>>>>
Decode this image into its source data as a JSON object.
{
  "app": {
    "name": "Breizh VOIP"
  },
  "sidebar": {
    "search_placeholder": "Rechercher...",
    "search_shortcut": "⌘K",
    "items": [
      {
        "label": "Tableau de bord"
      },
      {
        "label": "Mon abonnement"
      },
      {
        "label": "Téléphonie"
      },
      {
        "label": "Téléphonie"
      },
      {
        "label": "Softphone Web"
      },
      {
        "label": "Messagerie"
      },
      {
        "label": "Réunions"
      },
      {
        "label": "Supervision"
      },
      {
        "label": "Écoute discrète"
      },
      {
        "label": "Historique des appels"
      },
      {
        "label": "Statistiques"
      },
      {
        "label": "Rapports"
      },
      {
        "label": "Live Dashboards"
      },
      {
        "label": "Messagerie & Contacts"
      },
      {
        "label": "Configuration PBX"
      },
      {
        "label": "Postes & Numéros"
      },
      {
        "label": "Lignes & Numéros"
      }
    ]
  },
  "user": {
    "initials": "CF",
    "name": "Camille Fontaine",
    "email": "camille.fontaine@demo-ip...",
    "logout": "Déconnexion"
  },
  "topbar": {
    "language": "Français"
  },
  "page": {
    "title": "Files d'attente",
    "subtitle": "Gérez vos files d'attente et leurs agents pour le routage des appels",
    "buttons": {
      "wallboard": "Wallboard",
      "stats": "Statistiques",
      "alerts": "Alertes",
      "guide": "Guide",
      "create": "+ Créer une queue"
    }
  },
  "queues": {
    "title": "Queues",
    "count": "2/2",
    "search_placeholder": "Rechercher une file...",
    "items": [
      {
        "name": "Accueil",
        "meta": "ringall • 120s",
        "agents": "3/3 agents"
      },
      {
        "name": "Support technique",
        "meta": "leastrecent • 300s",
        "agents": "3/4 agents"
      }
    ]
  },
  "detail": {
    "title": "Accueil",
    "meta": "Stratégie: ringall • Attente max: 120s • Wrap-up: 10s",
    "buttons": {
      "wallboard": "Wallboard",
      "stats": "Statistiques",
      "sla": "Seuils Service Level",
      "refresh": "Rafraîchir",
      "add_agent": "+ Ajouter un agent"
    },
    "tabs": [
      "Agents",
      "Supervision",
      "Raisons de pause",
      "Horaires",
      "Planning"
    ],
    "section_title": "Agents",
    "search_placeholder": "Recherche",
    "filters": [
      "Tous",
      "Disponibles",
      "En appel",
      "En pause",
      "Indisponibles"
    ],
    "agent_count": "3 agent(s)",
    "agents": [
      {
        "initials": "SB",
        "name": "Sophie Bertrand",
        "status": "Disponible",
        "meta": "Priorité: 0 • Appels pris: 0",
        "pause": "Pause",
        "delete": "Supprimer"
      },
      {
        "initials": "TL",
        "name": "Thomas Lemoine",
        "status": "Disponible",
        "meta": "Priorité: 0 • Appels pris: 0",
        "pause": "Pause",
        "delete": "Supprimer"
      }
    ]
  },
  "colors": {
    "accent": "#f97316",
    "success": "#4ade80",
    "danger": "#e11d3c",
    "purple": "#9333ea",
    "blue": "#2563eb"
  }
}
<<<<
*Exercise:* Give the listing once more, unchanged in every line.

*Answer to the exercise:*
Decode this image into its source data as a JSON object.
{
  "app": {
    "name": "Breizh VOIP"
  },
  "sidebar": {
    "search_placeholder": "Rechercher...",
    "search_shortcut": "⌘K",
    "items": [
      {
        "label": "Tableau de bord"
      },
      {
        "label": "Mon abonnement"
      },
      {
        "label": "Téléphonie"
      },
      {
        "label": "Téléphonie"
      },
      {
        "label": "Softphone Web"
      },
      {
        "label": "Messagerie"
      },
      {
        "label": "Réunions"
      },
      {
        "label": "Supervision"
      },
      {
        "label": "Écoute discrète"
      },
      {
        "label": "Historique des appels"
      },
      {
        "label": "Statistiques"
      },
      {
        "label": "Rapports"
      },
      {
        "label": "Live Dashboards"
      },
      {
        "label": "Messagerie & Contacts"
      },
      {
        "label": "Configuration PBX"
      },
      {
        "label": "Postes & Numéros"
      },
      {
        "label": "Lignes & Numéros"
      }
    ]
  },
  "user": {
    "initials": "CF",
    "name": "Camille Fontaine",
    "email": "camille.fontaine@demo-ip...",
    "logout": "Déconnexion"
  },
  "topbar": {
    "language": "Français"
  },
  "page": {
    "title": "Files d'attente",
    "subtitle": "Gérez vos files d'attente et leurs agents pour le routage des appels",
    "buttons": {
      "wallboard": "Wallboard",
      "stats": "Statistiques",
      "alerts": "Alertes",
      "guide": "Guide",
      "create": "+ Créer une queue"
    }
  },
  "queues": {
    "title": "Queues",
    "count": "2/2",
    "search_placeholder": "Rechercher une file...",
    "items": [
      {
        "name": "Accueil",
        "meta": "ringall • 120s",
        "agents": "3/3 agents"
      },
      {
        "name": "Support technique",
        "meta": "leastrecent • 300s",
        "agents": "3/4 agents"
      }
    ]
  },
  "detail": {
    "title": "Accueil",
    "meta": "Stratégie: ringall • Attente max: 120s • Wrap-up: 10s",
    "buttons": {
      "wallboard": "Wallboard",
      "stats": "Statistiques",
      "sla": "Seuils Service Level",
      "refresh": "Rafraîchir",
      "add_agent": "+ Ajouter un agent"
    },
    "tabs": [
      "Agents",
      "Supervision",
      "Raisons de pause",
      "Horaires",
      "Planning"
    ],
    "section_title": "Agents",
    "search_placeholder": "Recherche",
    "filters": [
      "Tous",
      "Disponibles",
      "En appel",
      "En pause",
      "Indisponibles"
    ],
    "agent_count": "3 agent(s)",
    "agents": [
      {
        "initials": "SB",
        "name": "Sophie Bertrand",
        "status": "Disponible",
        "meta": "Priorité: 0 • Appels pris: 0",
        "pause": "Pause",
        "delete": "Supprimer"
      },
      {
        "initials": "TL",
        "name": "Thomas Lemoine",
        "status": "Disponible",
        "meta": "Priorité: 0 • Appels pris: 0",
        "pause": "Pause",
        "delete": "Supprimer"
      }
    ]
  },
  "colors": {
    "accent": "#f97316",
    "success": "#4ade80",
    "danger": "#e11d3c",
    "purple": "#9333ea",
    "blue": "#2563eb"
  }
}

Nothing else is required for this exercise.